It’s basically all a discussion between the characters of Marco Polo and the Emperor Khan, and has a framework very much like Scheherezade, in that is actually a nest of stories within a larger story. Little distinct vignettes that explore the relation between the city and memory and desire, signs and human nature, but all, ultimately, about the one place, Venice. (Or indeed every city.)
I’ve mentioned that this novel was a bit of an influence, and I would suggest that anyone who is creating a fantasy city should take a loot at this book, simply because of the dreamlike explorations of the psycho-geography of urban spaces. A city is more than walls in which characters shuffle back and forth. There’s a relationship and a mood and a tension, and the city itself generates some quality over and above the architecture and people—some emergent property.
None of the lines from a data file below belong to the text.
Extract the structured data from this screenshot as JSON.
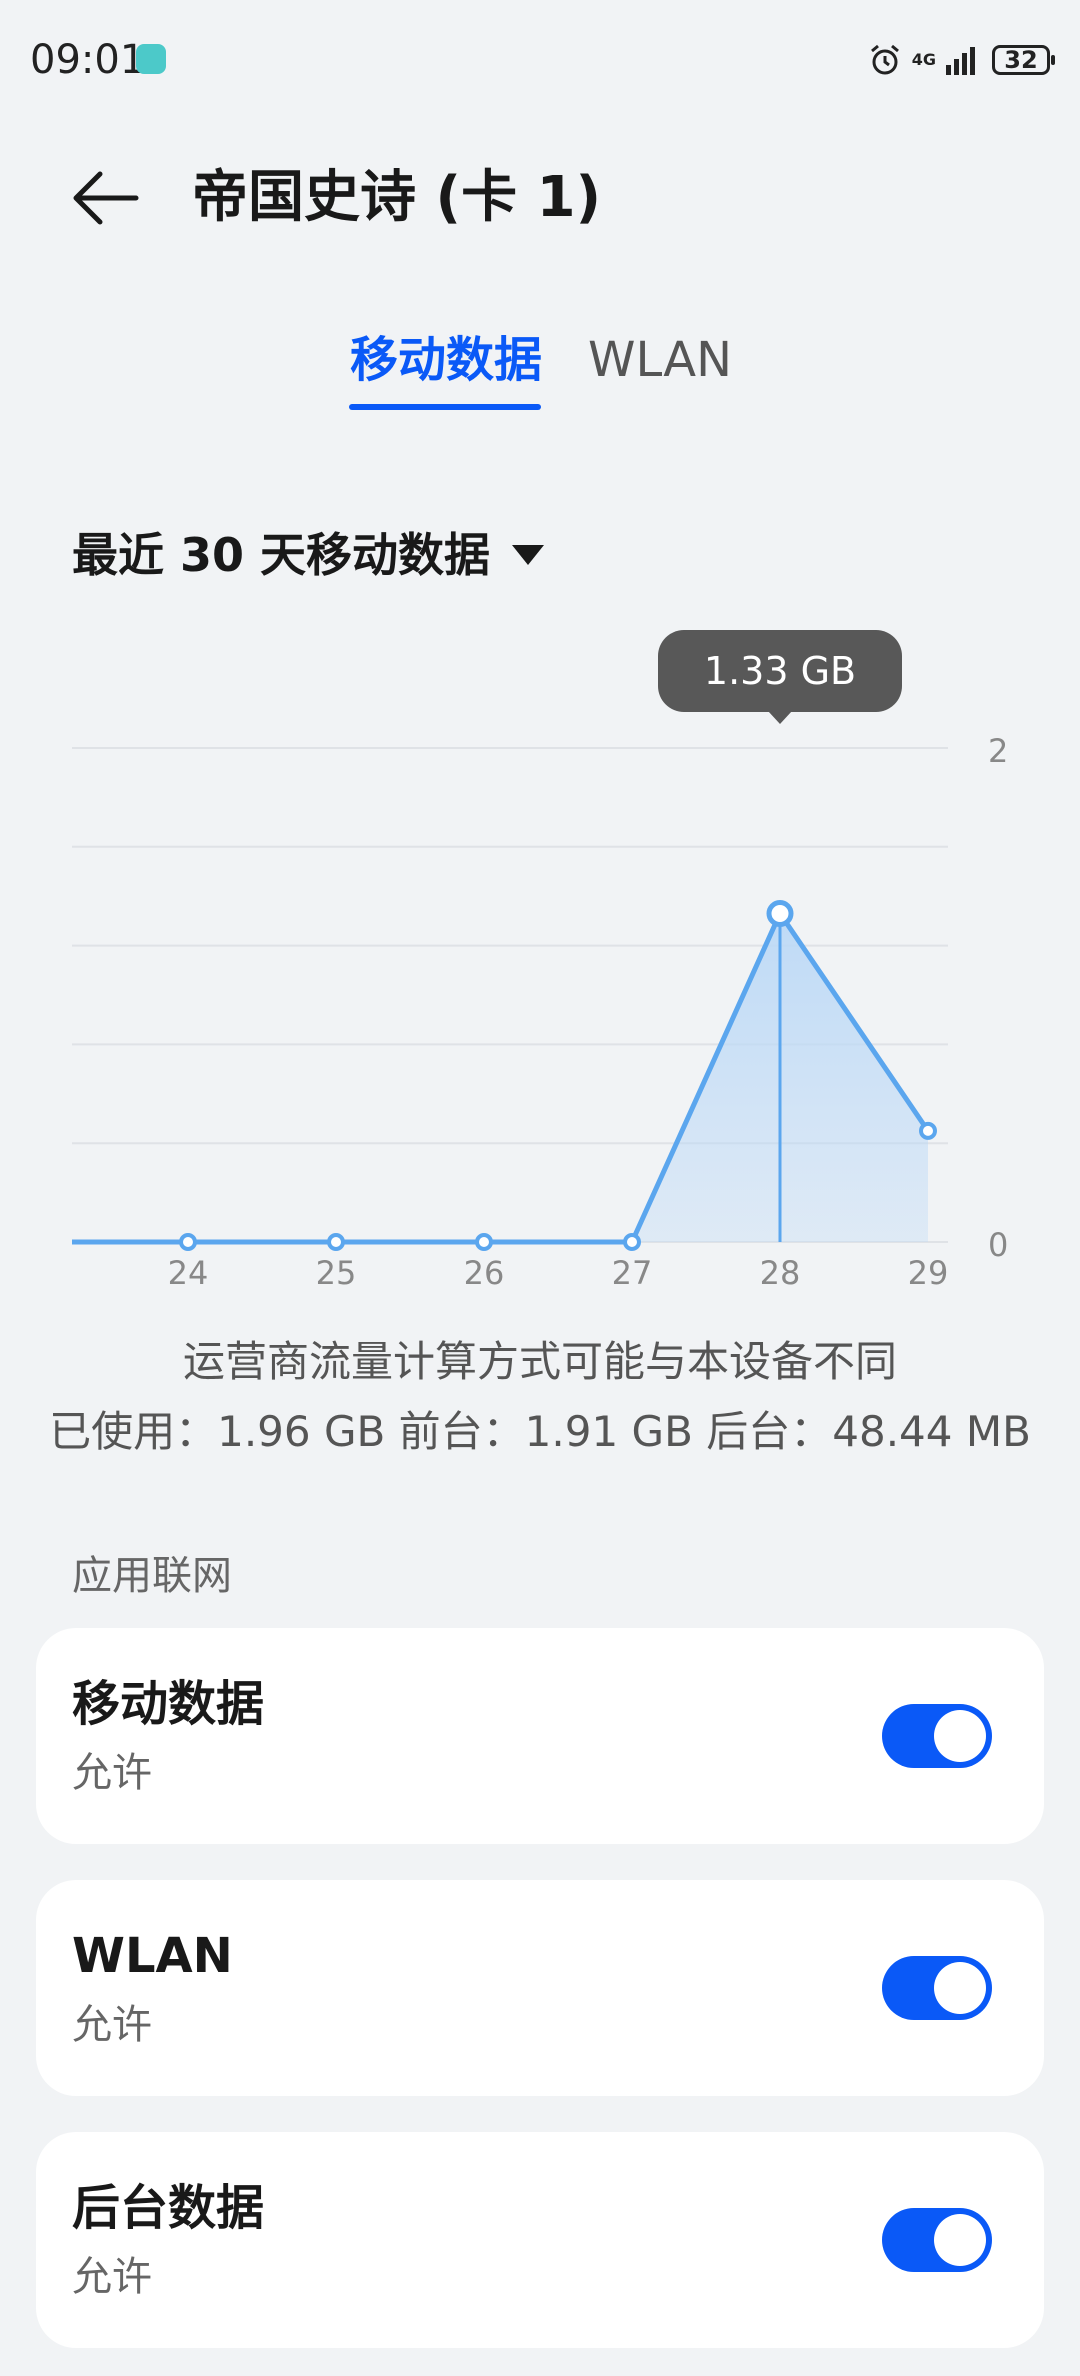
{
  "status_bar": {
    "time": "09:01",
    "network": "4G",
    "battery": "32",
    "icons": [
      "download-notification-icon",
      "alarm-icon",
      "signal-icon",
      "battery-icon"
    ]
  },
  "header": {
    "title": "帝国史诗 (卡 1)",
    "back_icon": "arrow-left-icon"
  },
  "tabs": [
    {
      "label": "移动数据",
      "active": true
    },
    {
      "label": "WLAN",
      "active": false
    }
  ],
  "range_selector": {
    "label": "最近 30 天移动数据",
    "icon": "caret-down-icon"
  },
  "chart_data": {
    "type": "area",
    "x": [
      "24",
      "25",
      "26",
      "27",
      "28",
      "29"
    ],
    "y_tick_labels": [
      "2",
      "0"
    ],
    "y_range": [
      0,
      2
    ],
    "values": [
      0,
      0,
      0,
      0,
      1.33,
      0.45
    ],
    "selected_index": 4,
    "tooltip": "1.33 GB",
    "grid": true,
    "colors": {
      "line": "#5ba6ee",
      "fill": "#bcd9f6",
      "grid": "#dfe2e6",
      "tooltip_bg": "#585858"
    }
  },
  "notes": {
    "disclaimer": "运营商流量计算方式可能与本设备不同",
    "usage": "已使用：1.96 GB  前台：1.91 GB  后台：48.44 MB"
  },
  "section": {
    "label": "应用联网"
  },
  "settings": [
    {
      "title": "移动数据",
      "subtitle": "允许",
      "enabled": true
    },
    {
      "title": "WLAN",
      "subtitle": "允许",
      "enabled": true
    },
    {
      "title": "后台数据",
      "subtitle": "允许",
      "enabled": true
    }
  ],
  "colors": {
    "accent": "#0a59f7",
    "background": "#f1f3f5",
    "card": "#ffffff"
  }
}
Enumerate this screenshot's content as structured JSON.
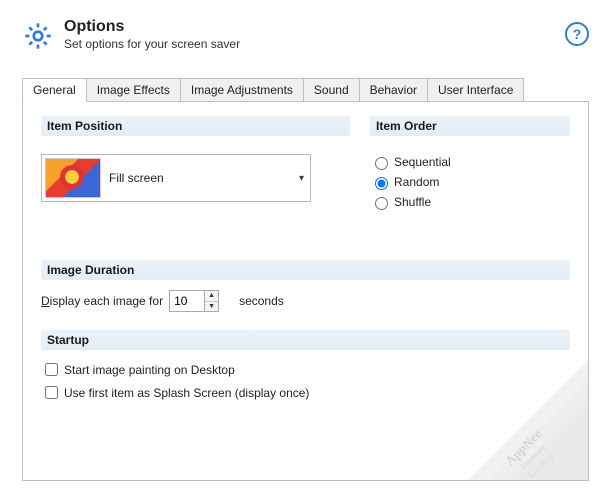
{
  "header": {
    "title": "Options",
    "subtitle": "Set options for your screen saver"
  },
  "tabs": {
    "items": [
      {
        "label": "General",
        "active": true
      },
      {
        "label": "Image Effects"
      },
      {
        "label": "Image Adjustments"
      },
      {
        "label": "Sound"
      },
      {
        "label": "Behavior"
      },
      {
        "label": "User Interface"
      }
    ]
  },
  "item_position": {
    "heading": "Item Position",
    "selected": "Fill screen"
  },
  "item_order": {
    "heading": "Item Order",
    "options": [
      "Sequential",
      "Random",
      "Shuffle"
    ],
    "selected": "Random"
  },
  "image_duration": {
    "heading": "Image Duration",
    "prefix_underline": "D",
    "prefix_rest": "isplay each image for",
    "value": "10",
    "suffix": "seconds"
  },
  "startup": {
    "heading": "Startup",
    "opt1": "Start image painting on Desktop",
    "opt2": "Use first item as Splash Screen (display once)"
  },
  "watermark": {
    "line1": "AppNee",
    "line2": "Freeware",
    "line3": "Group"
  }
}
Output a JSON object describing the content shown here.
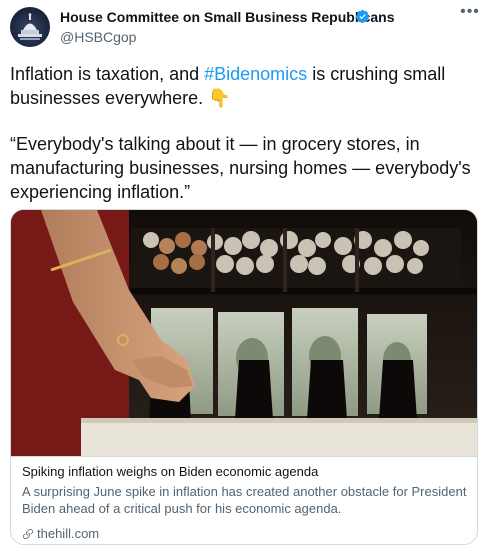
{
  "author": {
    "name": "House Committee on Small Business Republicans",
    "handle": "@HSBCgop",
    "verified": true
  },
  "tweet": {
    "text_before": "Inflation is taxation, and ",
    "hashtag": "#Bidenomics",
    "text_after": " is crushing small businesses everywhere. ",
    "emoji": "👇",
    "quote": "“Everybody's talking about it — in grocery stores, in manufacturing businesses, nursing homes — everybody's experiencing inflation.”"
  },
  "card": {
    "title": "Spiking inflation weighs on Biden economic agenda",
    "description": "A surprising June spike in inflation has created another obstacle for President Biden ahead of a critical push for his economic agenda.",
    "domain": "thehill.com",
    "image_icon": "cash-register-drawer-image"
  },
  "colors": {
    "accent": "#1d9bf0",
    "text": "#0f1419",
    "secondary": "#536471",
    "border": "#cfd9de"
  }
}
I’ve always maintained that fantasy fiction, in my opinion, should be able to challenge us by using its more surreal nature to distort particular realities in a way that really hits home. That’s when it’s working best for me, and an understanding of the way cities affect people and are affected by them can only make for a deeper secondary-world literature. That’s what this book does so well.